**Entries supplied**
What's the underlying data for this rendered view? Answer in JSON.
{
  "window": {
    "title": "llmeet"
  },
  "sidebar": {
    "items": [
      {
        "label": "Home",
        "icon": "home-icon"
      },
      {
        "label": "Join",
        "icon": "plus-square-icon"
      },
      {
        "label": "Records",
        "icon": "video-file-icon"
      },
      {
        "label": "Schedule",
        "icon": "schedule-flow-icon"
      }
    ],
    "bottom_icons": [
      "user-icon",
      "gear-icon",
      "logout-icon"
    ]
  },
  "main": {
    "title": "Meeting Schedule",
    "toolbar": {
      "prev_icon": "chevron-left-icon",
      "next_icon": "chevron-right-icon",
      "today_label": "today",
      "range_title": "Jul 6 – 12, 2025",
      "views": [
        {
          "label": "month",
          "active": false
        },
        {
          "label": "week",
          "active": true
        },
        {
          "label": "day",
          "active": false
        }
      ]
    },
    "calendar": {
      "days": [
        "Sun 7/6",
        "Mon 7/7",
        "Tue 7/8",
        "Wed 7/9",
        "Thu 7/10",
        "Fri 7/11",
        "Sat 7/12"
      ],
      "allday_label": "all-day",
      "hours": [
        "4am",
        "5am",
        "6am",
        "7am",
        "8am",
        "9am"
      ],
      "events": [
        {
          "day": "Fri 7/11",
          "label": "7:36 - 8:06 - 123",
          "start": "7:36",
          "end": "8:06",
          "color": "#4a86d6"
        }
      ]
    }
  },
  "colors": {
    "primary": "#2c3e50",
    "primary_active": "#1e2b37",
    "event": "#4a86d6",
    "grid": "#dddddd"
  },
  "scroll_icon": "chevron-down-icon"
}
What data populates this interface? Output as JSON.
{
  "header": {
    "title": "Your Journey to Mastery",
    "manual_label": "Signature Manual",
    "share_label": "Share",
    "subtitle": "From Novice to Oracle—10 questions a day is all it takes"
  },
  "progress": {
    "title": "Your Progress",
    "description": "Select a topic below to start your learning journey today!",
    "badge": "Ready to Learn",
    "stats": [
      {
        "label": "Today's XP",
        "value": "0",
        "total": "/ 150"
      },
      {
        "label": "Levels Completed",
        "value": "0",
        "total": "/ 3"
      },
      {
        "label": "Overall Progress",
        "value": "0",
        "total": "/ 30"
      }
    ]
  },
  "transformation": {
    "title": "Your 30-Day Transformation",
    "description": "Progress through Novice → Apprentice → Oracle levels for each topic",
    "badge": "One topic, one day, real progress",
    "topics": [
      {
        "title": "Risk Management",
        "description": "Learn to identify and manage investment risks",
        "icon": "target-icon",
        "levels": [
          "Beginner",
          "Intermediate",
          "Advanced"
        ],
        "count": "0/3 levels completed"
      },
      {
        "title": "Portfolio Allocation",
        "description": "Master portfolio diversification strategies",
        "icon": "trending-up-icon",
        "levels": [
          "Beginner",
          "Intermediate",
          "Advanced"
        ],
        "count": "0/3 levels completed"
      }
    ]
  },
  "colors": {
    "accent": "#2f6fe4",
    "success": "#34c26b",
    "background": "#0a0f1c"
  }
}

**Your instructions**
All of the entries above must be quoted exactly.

**Exercise solution**
What's the underlying data for this rendered view? Answer in JSON.
{
  "window": {
    "title": "llmeet"
  },
  "sidebar": {
    "items": [
      {
        "label": "Home",
        "icon": "home-icon"
      },
      {
        "label": "Join",
        "icon": "plus-square-icon"
      },
      {
        "label": "Records",
        "icon": "video-file-icon"
      },
      {
        "label": "Schedule",
        "icon": "schedule-flow-icon"
      }
    ],
    "bottom_icons": [
      "user-icon",
      "gear-icon",
      "logout-icon"
    ]
  },
  "main": {
    "title": "Meeting Schedule",
    "toolbar": {
      "prev_icon": "chevron-left-icon",
      "next_icon": "chevron-right-icon",
      "today_label": "today",
      "range_title": "Jul 6 – 12, 2025",
      "views": [
        {
          "label": "month",
          "active": false
        },
        {
          "label": "week",
          "active": true
        },
        {
          "label": "day",
          "active": false
        }
      ]
    },
    "calendar": {
      "days": [
        "Sun 7/6",
        "Mon 7/7",
        "Tue 7/8",
        "Wed 7/9",
        "Thu 7/10",
        "Fri 7/11",
        "Sat 7/12"
      ],
      "allday_label": "all-day",
      "hours": [
        "4am",
        "5am",
        "6am",
        "7am",
        "8am",
        "9am"
      ],
      "events": [
        {
          "day": "Fri 7/11",
          "label": "7:36 - 8:06 - 123",
          "start": "7:36",
          "end": "8:06",
          "color": "#4a86d6"
        }
      ]
    }
  },
  "colors": {
    "primary": "#2c3e50",
    "primary_active": "#1e2b37",
    "event": "#4a86d6",
    "grid": "#dddddd"
  },
  "scroll_icon": "chevron-down-icon"
}
What data populates this interface? Output as JSON.
{
  "header": {
    "title": "Your Journey to Mastery",
    "manual_label": "Signature Manual",
    "share_label": "Share",
    "subtitle": "From Novice to Oracle—10 questions a day is all it takes"
  },
  "progress": {
    "title": "Your Progress",
    "description": "Select a topic below to start your learning journey today!",
    "badge": "Ready to Learn",
    "stats": [
      {
        "label": "Today's XP",
        "value": "0",
        "total": "/ 150"
      },
      {
        "label": "Levels Completed",
        "value": "0",
        "total": "/ 3"
      },
      {
        "label": "Overall Progress",
        "value": "0",
        "total": "/ 30"
      }
    ]
  },
  "transformation": {
    "title": "Your 30-Day Transformation",
    "description": "Progress through Novice → Apprentice → Oracle levels for each topic",
    "badge": "One topic, one day, real progress",
    "topics": [
      {
        "title": "Risk Management",
        "description": "Learn to identify and manage investment risks",
        "icon": "target-icon",
        "levels": [
          "Beginner",
          "Intermediate",
          "Advanced"
        ],
        "count": "0/3 levels completed"
      },
      {
        "title": "Portfolio Allocation",
        "description": "Master portfolio diversification strategies",
        "icon": "trending-up-icon",
        "levels": [
          "Beginner",
          "Intermediate",
          "Advanced"
        ],
        "count": "0/3 levels completed"
      }
    ]
  },
  "colors": {
    "accent": "#2f6fe4",
    "success": "#34c26b",
    "background": "#0a0f1c"
  }
}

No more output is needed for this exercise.